((
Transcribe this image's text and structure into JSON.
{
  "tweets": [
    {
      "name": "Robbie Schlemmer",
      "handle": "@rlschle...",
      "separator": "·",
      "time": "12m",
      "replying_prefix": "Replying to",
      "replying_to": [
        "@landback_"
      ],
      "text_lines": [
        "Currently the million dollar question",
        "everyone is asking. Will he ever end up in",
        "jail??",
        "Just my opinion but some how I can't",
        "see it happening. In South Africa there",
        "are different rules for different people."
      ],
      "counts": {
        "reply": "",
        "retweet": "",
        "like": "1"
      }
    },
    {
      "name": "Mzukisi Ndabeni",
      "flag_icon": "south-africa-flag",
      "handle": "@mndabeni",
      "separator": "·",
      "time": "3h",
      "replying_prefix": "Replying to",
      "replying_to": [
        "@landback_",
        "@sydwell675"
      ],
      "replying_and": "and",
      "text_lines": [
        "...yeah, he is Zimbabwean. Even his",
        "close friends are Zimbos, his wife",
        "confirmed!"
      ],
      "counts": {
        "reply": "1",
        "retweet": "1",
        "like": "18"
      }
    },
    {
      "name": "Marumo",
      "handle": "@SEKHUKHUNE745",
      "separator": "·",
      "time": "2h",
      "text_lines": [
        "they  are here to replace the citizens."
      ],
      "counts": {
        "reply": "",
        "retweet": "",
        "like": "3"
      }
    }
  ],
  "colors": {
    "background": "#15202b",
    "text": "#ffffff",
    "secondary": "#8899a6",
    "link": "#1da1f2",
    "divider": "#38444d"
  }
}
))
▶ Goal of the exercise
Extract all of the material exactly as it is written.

▶ Exercise output
Transcribe this image's text and structure into JSON.
{
  "tweets": [
    {
      "name": "Robbie Schlemmer",
      "handle": "@rlschle...",
      "separator": "·",
      "time": "12m",
      "replying_prefix": "Replying to",
      "replying_to": [
        "@landback_"
      ],
      "text_lines": [
        "Currently the million dollar question",
        "everyone is asking. Will he ever end up in",
        "jail??",
        "Just my opinion but some how I can't",
        "see it happening. In South Africa there",
        "are different rules for different people."
      ],
      "counts": {
        "reply": "",
        "retweet": "",
        "like": "1"
      }
    },
    {
      "name": "Mzukisi Ndabeni",
      "flag_icon": "south-africa-flag",
      "handle": "@mndabeni",
      "separator": "·",
      "time": "3h",
      "replying_prefix": "Replying to",
      "replying_to": [
        "@landback_",
        "@sydwell675"
      ],
      "replying_and": "and",
      "text_lines": [
        "...yeah, he is Zimbabwean. Even his",
        "close friends are Zimbos, his wife",
        "confirmed!"
      ],
      "counts": {
        "reply": "1",
        "retweet": "1",
        "like": "18"
      }
    },
    {
      "name": "Marumo",
      "handle": "@SEKHUKHUNE745",
      "separator": "·",
      "time": "2h",
      "text_lines": [
        "they  are here to replace the citizens."
      ],
      "counts": {
        "reply": "",
        "retweet": "",
        "like": "3"
      }
    }
  ],
  "colors": {
    "background": "#15202b",
    "text": "#ffffff",
    "secondary": "#8899a6",
    "link": "#1da1f2",
    "divider": "#38444d"
  }
}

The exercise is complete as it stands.